Gambling is an activity in which individuals place a bet on an outcome or event that is entirely random with the intent to win something of value in return. Unlike other activities, gambling does not involve a strategy, but requires three elements: consideration, risk, and prize. While gambling can be an impulsive and fun activity, it may lead to health problems.
The term problem gambling is often applied to people who meet three or more of these criteria. Other terms for problem gambling include sub-syndromal gambling, at-risk gambling, and recreational gambling. These terms are used in different cases, depending on the type of gambling an individual is involved in. In some cases, there are even cases where an individual does not meet any of the inclusionary criteria.
Problem gambling can affect both mental and physical health. Studies have shown that problem gamblers experience an acute stress state during a gambling session, which can increase levels of catecholamines and pituitary-adrenal hormones. In addition, the levels of cortisol, a common stress hormone, are elevated in problem gamblers. These elevated levels may persist for long periods of time.
Legal forms of gambling
The legal forms of gambling are not much better than their illicit counterparts. For one thing, they carry steep fines. In the case of online gambling, fines can be up to $1,000 or even up to 30 days in jail. In addition, they may convey an image of state-sponsored vice, such as state lotteries. Despite their legality, all forms of gambling are dangerously addictive and can lead to a number of undesirable side effects.
Gambling laws vary from state to state. Some states prohibit gambling, while others allow it only for charitable purposes. Some states have specific commissions that regulate gaming. Others have very convoluted statutes, making it difficult to determine whether a particular form of gambling is legal or not.
Health risks of gambling
Although millions of people engage in gaming and gambling activities without any serious health problems, about 3 to 4 percent of the general population experience problem gambling. In addition, one problem gambler affects an average of seven other people. Problem gambling can negatively impact a person’s health, finances, and relationships. Despite the low percentage, the dangers of gambling are widespread.
In most countries, gambling for money is a popular pastime activity with substantial social and economic impacts. Impact studies of gambling can help researchers and policymakers compare the costs and benefits of different gambling policies. In addition, they can help identify the most effective approaches to reduce gambling costs. By assessing the social and health impacts of gambling, public health researchers can evaluate and compare different gambling policies to determine which ones offer the greatest benefits and reduce costs.

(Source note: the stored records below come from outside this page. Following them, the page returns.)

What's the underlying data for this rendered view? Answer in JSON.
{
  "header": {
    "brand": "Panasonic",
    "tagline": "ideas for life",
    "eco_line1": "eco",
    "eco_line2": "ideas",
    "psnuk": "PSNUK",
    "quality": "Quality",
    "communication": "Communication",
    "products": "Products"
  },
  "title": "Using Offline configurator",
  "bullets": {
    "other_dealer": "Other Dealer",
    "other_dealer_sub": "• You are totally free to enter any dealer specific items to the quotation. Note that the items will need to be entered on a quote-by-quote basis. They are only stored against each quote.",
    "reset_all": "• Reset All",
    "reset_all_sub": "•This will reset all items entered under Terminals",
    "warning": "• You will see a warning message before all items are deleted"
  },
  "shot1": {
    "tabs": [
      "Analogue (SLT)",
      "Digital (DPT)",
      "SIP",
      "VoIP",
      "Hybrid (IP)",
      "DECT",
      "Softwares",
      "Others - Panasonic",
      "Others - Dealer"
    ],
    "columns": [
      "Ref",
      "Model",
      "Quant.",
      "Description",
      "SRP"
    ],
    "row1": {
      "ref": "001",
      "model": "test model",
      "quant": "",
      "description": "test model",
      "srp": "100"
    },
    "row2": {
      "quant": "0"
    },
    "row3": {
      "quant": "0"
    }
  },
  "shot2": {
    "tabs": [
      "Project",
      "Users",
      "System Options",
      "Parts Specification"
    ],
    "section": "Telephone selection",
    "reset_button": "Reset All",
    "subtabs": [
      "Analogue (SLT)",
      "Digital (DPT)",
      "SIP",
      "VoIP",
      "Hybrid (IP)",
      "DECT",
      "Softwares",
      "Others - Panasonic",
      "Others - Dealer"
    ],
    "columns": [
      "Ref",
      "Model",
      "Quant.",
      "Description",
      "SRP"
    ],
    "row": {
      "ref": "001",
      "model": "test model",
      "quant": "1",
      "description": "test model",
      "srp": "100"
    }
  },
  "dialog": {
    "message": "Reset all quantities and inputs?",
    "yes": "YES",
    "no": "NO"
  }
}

Gambling can also exacerbate mental health problems. Compulsive gambling can worsen anxiety, depression, and insomnia. If a person is suffering from any of these conditions, they may need to seek treatment. Additionally, gambling may exacerbate other mental health issues such as alcohol and substance use issues.